On September 7, 2017, Hurricane Irma was bearing down on Florida. The Orlando Veterans Administration Medical Center Home-Based Primary Care program (OVAMC-HBPC) had 364 veterans enrolled. Some were oxygen dependent. Some were ventilator dependent. All were complex-care cases. The nurse manager and HBPC program director needed to make some critical decisions, fast, about how best to help their patients.
The VHA-HBPC program was designed to serve veterans with complex chronic disease; the average patient has > 8 chronic conditions. Currently, about 140 VHA-HBPC programs nationwide serve almost 38,000 veterans, according to the researchers reporting in the CDC’s Preventing Chronic Disease.

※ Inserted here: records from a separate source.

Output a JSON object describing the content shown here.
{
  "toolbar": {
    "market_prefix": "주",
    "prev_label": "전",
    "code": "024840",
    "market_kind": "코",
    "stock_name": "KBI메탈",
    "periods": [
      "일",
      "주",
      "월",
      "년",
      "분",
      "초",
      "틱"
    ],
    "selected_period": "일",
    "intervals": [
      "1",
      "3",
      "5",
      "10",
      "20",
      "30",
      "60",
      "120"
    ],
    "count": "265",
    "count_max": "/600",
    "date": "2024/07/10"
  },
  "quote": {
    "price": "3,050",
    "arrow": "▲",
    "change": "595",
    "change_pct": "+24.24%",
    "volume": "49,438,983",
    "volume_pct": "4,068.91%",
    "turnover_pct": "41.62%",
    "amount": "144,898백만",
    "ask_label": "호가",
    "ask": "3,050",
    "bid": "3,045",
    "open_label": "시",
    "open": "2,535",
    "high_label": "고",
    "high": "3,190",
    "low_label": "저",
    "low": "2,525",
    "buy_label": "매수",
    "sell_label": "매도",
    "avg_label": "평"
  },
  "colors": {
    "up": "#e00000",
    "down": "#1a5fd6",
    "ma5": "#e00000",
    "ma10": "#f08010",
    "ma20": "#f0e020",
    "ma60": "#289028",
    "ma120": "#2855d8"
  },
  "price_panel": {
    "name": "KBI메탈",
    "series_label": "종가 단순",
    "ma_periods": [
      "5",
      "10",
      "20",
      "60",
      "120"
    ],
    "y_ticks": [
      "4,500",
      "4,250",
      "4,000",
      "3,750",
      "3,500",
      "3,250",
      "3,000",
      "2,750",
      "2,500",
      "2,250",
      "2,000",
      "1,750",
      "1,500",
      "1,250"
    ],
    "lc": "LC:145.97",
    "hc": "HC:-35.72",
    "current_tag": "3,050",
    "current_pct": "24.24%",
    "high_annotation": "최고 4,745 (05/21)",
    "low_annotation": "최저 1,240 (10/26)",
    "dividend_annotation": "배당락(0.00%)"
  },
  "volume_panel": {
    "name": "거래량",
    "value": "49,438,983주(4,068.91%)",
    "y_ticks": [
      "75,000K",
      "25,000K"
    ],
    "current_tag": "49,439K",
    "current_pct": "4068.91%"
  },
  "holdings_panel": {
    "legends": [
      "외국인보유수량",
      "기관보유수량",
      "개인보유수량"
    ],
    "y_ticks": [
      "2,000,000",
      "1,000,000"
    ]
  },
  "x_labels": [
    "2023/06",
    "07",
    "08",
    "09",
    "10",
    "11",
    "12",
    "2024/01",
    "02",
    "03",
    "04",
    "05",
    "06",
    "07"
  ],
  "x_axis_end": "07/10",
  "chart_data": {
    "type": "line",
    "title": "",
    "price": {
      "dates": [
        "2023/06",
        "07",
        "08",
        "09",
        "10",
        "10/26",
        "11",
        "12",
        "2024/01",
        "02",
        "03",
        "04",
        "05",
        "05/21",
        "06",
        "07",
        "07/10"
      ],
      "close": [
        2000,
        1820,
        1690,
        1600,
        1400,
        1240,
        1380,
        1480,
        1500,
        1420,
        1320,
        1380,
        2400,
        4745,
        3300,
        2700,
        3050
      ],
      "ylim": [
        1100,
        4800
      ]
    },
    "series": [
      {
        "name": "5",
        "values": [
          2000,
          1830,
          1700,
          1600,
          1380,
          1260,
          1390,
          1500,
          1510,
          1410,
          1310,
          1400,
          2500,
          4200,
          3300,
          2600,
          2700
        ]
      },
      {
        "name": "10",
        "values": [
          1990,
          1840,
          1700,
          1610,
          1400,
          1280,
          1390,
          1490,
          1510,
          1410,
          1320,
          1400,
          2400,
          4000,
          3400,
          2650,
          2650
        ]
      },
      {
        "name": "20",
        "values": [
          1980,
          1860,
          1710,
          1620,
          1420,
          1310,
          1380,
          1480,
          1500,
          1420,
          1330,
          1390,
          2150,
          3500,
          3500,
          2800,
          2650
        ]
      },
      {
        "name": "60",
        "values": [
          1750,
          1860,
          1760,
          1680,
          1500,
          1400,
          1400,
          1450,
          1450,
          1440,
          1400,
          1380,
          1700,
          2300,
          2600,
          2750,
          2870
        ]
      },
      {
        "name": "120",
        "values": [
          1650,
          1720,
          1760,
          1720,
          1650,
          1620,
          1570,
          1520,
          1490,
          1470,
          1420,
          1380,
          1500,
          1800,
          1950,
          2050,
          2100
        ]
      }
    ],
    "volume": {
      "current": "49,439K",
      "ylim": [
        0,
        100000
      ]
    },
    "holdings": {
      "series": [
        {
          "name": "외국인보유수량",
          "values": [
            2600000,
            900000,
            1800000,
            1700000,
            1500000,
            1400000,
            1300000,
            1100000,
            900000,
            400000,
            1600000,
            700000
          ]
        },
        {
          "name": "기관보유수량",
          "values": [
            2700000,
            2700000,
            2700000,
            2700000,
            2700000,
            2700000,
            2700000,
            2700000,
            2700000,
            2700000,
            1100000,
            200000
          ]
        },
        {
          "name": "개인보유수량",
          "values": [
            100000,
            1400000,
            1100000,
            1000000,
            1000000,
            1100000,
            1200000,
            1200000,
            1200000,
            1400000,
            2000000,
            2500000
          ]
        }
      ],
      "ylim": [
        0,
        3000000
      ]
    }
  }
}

Luckily, 2 years before Irma, OVAMC-HBPC had joined an innovative project using geographic information system (GIS) maps for emergency planning and response.
The mapping project has trained staff members at 30 VHA-HBPC programs to use VHA’s Portal for ArcGIS mapping software. The project was designed so that any member of the VHA-HBPC staff, including staff providing direct care, could make maps tailored to their local program’s needs. The maps are layered, incorporating patient data, location of emergency services, and environmental threats, such as storm surges. At OVAMC-HBPC , a nurse care manager (RNCM) trained as the mapmaker.
As Irma approached, the RNCM/mapmaker created maps showing the locations of vulnerable patients, such as those near the coast, synthesizing information from the GIS maps and other sources about the storm’s path, wind force, patient location and level of vulnerability, and areas with high likelihood of power outages.
The map of the oncoming storm was a powerful tool. The RNCM said, “The map made me realize that it was real and it was going to come.”
Armed with information, the care team set to work on the emergency response. For instance, the RNCM/mapmaker facilitated the sheltering-in-place of a patient with brittle diabetes mellitus by educating the patient’s daughter on the impending risk. The daughter bought a generator to run the air conditioning and a small refrigerator to keep the patient’s insulin cool. The mapmaker also convinced the family of a patient with chronic obstructive pulmonary disease and congestive heart failure that they needed to evacuate to the OVAMC hospital.
OVAMC also facilitated the transport of VHA-HBPC patients to its hospital, including 2 who were admitted to the intensive care unit. Because of the team’s advanced planning and the use of GIS, only 23 of the 364 patients needed to be sheltered at the hospital. No patient deaths or injuries were attributed to the hurricane.
The mapping project was funded by the Veterans Administration Geriatrics and Extended Care Strategic and Transformational Initiatives.